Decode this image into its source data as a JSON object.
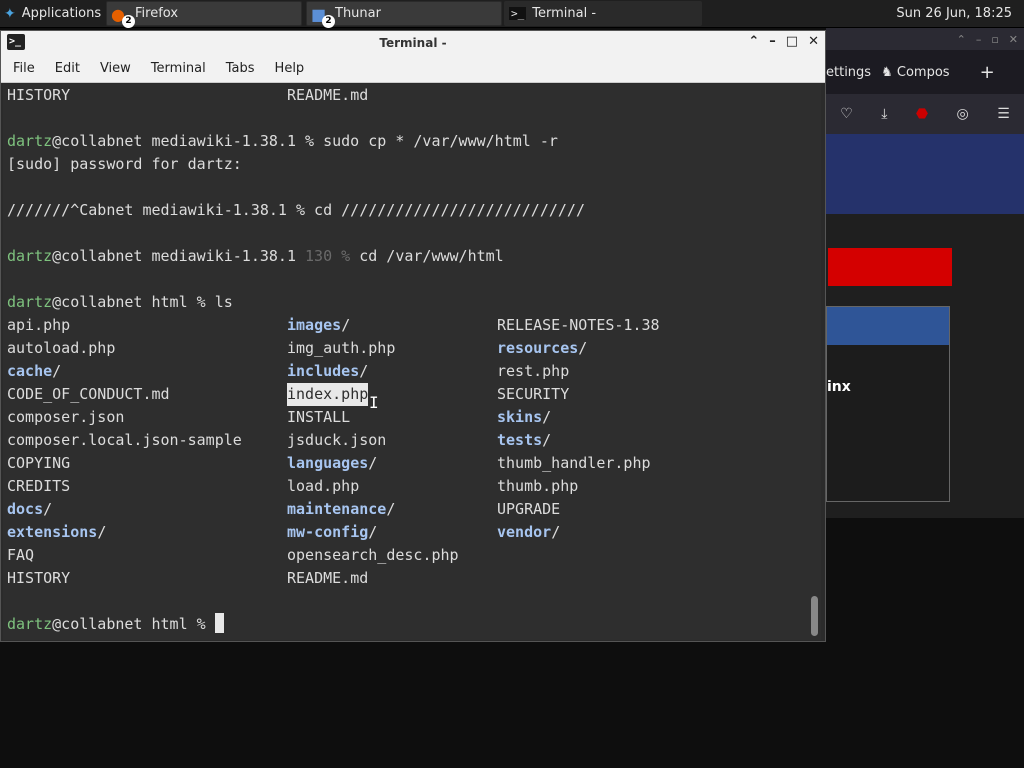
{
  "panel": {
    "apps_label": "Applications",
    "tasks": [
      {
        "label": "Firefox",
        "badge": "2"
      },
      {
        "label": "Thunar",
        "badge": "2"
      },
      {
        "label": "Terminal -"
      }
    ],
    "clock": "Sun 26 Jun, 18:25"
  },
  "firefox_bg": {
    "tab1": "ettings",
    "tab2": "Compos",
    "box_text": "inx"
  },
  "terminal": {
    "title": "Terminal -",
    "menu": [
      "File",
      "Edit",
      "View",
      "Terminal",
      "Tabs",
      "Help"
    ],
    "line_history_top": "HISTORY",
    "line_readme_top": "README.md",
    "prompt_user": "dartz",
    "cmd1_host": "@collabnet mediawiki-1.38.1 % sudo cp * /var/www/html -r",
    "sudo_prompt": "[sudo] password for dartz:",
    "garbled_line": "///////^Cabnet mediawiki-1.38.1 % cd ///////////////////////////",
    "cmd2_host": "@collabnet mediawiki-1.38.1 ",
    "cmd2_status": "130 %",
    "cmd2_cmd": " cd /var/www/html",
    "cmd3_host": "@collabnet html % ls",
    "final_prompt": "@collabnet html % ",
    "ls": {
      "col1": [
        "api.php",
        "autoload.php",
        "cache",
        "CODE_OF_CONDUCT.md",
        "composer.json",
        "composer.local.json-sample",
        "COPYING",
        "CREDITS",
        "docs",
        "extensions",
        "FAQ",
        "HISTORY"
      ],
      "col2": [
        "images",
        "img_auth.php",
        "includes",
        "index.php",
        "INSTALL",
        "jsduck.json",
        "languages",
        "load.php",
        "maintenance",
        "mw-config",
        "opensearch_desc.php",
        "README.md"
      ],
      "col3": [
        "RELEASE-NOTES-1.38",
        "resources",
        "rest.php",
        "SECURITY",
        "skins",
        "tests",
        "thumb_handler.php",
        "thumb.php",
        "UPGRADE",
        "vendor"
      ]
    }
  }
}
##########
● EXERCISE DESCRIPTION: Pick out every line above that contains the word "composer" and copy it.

● COMPLETED TASK:
        "composer.json",
        "composer.local.json-sample",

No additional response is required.